**MATERIAL FOR THE TASK**
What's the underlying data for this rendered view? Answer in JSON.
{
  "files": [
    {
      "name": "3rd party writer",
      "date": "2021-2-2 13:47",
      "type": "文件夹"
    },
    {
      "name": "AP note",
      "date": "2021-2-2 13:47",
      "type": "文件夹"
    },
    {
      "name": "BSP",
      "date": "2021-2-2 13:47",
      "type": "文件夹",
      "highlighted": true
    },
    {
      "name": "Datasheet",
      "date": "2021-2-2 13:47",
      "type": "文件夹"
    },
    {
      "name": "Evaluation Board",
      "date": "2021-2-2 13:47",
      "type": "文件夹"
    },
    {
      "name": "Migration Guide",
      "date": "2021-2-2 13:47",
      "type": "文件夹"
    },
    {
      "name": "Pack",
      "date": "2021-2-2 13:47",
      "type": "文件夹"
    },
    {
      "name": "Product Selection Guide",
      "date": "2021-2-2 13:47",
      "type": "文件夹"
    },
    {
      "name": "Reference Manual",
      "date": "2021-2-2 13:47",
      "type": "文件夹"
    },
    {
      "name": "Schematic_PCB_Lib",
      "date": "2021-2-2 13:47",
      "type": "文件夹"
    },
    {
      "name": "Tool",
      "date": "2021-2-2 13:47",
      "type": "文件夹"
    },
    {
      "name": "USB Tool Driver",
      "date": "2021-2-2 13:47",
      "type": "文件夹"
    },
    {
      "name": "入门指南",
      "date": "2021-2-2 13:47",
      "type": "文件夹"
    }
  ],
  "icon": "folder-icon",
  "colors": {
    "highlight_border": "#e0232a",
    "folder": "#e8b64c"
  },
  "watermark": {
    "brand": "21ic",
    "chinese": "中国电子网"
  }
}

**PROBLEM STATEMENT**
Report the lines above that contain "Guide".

**RESULT OF THE TASK**
      "name": "Migration Guide",
      "name": "Product Selection Guide",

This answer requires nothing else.